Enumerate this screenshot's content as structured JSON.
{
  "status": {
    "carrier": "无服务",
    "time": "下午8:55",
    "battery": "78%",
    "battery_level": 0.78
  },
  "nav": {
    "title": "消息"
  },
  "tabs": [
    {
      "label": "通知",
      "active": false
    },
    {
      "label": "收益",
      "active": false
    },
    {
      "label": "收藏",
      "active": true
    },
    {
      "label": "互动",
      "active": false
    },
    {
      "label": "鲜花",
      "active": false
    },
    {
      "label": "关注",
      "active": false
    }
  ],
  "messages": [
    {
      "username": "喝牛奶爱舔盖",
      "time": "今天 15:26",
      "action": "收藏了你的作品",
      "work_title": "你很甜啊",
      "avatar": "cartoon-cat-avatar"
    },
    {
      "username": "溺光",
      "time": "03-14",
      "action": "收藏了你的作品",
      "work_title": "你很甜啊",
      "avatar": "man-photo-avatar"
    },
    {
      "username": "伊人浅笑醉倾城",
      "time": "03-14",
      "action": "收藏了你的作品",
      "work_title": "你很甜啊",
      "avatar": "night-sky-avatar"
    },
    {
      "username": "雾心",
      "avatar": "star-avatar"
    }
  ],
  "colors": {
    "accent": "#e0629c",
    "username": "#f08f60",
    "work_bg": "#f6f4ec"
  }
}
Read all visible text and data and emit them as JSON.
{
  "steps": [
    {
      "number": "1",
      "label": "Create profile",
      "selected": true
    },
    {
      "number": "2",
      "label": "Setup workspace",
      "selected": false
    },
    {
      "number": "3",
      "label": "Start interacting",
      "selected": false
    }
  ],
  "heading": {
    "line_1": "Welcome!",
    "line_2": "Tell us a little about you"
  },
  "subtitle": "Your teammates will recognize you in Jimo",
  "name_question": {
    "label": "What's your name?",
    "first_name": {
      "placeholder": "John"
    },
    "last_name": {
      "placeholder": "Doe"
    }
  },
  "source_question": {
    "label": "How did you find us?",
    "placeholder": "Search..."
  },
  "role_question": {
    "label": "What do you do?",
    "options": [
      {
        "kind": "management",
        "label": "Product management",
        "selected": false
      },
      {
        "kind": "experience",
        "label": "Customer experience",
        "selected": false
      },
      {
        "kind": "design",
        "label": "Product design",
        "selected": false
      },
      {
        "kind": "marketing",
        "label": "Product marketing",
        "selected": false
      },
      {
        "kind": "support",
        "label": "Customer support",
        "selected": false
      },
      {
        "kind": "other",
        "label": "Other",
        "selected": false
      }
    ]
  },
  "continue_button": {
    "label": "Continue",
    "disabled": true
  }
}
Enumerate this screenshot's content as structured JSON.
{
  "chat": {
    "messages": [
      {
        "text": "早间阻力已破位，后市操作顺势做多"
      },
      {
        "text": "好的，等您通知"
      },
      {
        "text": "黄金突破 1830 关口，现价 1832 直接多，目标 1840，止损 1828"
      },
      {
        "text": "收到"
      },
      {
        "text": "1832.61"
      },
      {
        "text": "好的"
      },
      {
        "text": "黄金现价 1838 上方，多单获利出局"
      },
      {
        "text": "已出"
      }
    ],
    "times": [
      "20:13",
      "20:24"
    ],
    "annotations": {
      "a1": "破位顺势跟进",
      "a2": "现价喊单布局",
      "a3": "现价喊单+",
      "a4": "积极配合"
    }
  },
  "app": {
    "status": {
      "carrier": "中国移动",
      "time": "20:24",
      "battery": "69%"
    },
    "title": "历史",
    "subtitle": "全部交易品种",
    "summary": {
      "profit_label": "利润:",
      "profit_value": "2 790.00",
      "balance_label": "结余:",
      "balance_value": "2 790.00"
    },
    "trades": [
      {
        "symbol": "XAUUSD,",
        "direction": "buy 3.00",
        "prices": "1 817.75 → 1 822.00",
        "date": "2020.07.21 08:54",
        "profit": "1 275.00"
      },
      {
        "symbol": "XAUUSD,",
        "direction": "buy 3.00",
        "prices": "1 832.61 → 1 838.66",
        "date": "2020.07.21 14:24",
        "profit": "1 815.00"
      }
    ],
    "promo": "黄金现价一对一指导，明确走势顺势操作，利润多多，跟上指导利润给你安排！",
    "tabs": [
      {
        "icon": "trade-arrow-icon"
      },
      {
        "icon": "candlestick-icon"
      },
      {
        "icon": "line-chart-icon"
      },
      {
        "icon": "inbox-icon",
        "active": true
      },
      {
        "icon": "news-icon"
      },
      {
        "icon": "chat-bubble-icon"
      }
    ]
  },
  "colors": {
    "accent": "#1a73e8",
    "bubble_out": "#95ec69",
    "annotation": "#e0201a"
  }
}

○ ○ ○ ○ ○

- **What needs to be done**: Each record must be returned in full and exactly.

- **Response area**:
Enumerate this screenshot's content as structured JSON.
{
  "status": {
    "carrier": "无服务",
    "time": "下午8:55",
    "battery": "78%",
    "battery_level": 0.78
  },
  "nav": {
    "title": "消息"
  },
  "tabs": [
    {
      "label": "通知",
      "active": false
    },
    {
      "label": "收益",
      "active": false
    },
    {
      "label": "收藏",
      "active": true
    },
    {
      "label": "互动",
      "active": false
    },
    {
      "label": "鲜花",
      "active": false
    },
    {
      "label": "关注",
      "active": false
    }
  ],
  "messages": [
    {
      "username": "喝牛奶爱舔盖",
      "time": "今天 15:26",
      "action": "收藏了你的作品",
      "work_title": "你很甜啊",
      "avatar": "cartoon-cat-avatar"
    },
    {
      "username": "溺光",
      "time": "03-14",
      "action": "收藏了你的作品",
      "work_title": "你很甜啊",
      "avatar": "man-photo-avatar"
    },
    {
      "username": "伊人浅笑醉倾城",
      "time": "03-14",
      "action": "收藏了你的作品",
      "work_title": "你很甜啊",
      "avatar": "night-sky-avatar"
    },
    {
      "username": "雾心",
      "avatar": "star-avatar"
    }
  ],
  "colors": {
    "accent": "#e0629c",
    "username": "#f08f60",
    "work_bg": "#f6f4ec"
  }
}
Read all visible text and data and emit them as JSON.
{
  "steps": [
    {
      "number": "1",
      "label": "Create profile",
      "selected": true
    },
    {
      "number": "2",
      "label": "Setup workspace",
      "selected": false
    },
    {
      "number": "3",
      "label": "Start interacting",
      "selected": false
    }
  ],
  "heading": {
    "line_1": "Welcome!",
    "line_2": "Tell us a little about you"
  },
  "subtitle": "Your teammates will recognize you in Jimo",
  "name_question": {
    "label": "What's your name?",
    "first_name": {
      "placeholder": "John"
    },
    "last_name": {
      "placeholder": "Doe"
    }
  },
  "source_question": {
    "label": "How did you find us?",
    "placeholder": "Search..."
  },
  "role_question": {
    "label": "What do you do?",
    "options": [
      {
        "kind": "management",
        "label": "Product management",
        "selected": false
      },
      {
        "kind": "experience",
        "label": "Customer experience",
        "selected": false
      },
      {
        "kind": "design",
        "label": "Product design",
        "selected": false
      },
      {
        "kind": "marketing",
        "label": "Product marketing",
        "selected": false
      },
      {
        "kind": "support",
        "label": "Customer support",
        "selected": false
      },
      {
        "kind": "other",
        "label": "Other",
        "selected": false
      }
    ]
  },
  "continue_button": {
    "label": "Continue",
    "disabled": true
  }
}
Enumerate this screenshot's content as structured JSON.
{
  "chat": {
    "messages": [
      {
        "text": "早间阻力已破位，后市操作顺势做多"
      },
      {
        "text": "好的，等您通知"
      },
      {
        "text": "黄金突破 1830 关口，现价 1832 直接多，目标 1840，止损 1828"
      },
      {
        "text": "收到"
      },
      {
        "text": "1832.61"
      },
      {
        "text": "好的"
      },
      {
        "text": "黄金现价 1838 上方，多单获利出局"
      },
      {
        "text": "已出"
      }
    ],
    "times": [
      "20:13",
      "20:24"
    ],
    "annotations": {
      "a1": "破位顺势跟进",
      "a2": "现价喊单布局",
      "a3": "现价喊单+",
      "a4": "积极配合"
    }
  },
  "app": {
    "status": {
      "carrier": "中国移动",
      "time": "20:24",
      "battery": "69%"
    },
    "title": "历史",
    "subtitle": "全部交易品种",
    "summary": {
      "profit_label": "利润:",
      "profit_value": "2 790.00",
      "balance_label": "结余:",
      "balance_value": "2 790.00"
    },
    "trades": [
      {
        "symbol": "XAUUSD,",
        "direction": "buy 3.00",
        "prices": "1 817.75 → 1 822.00",
        "date": "2020.07.21 08:54",
        "profit": "1 275.00"
      },
      {
        "symbol": "XAUUSD,",
        "direction": "buy 3.00",
        "prices": "1 832.61 → 1 838.66",
        "date": "2020.07.21 14:24",
        "profit": "1 815.00"
      }
    ],
    "promo": "黄金现价一对一指导，明确走势顺势操作，利润多多，跟上指导利润给你安排！",
    "tabs": [
      {
        "icon": "trade-arrow-icon"
      },
      {
        "icon": "candlestick-icon"
      },
      {
        "icon": "line-chart-icon"
      },
      {
        "icon": "inbox-icon",
        "active": true
      },
      {
        "icon": "news-icon"
      },
      {
        "icon": "chat-bubble-icon"
      }
    ]
  },
  "colors": {
    "accent": "#1a73e8",
    "bubble_out": "#95ec69",
    "annotation": "#e0201a"
  }
}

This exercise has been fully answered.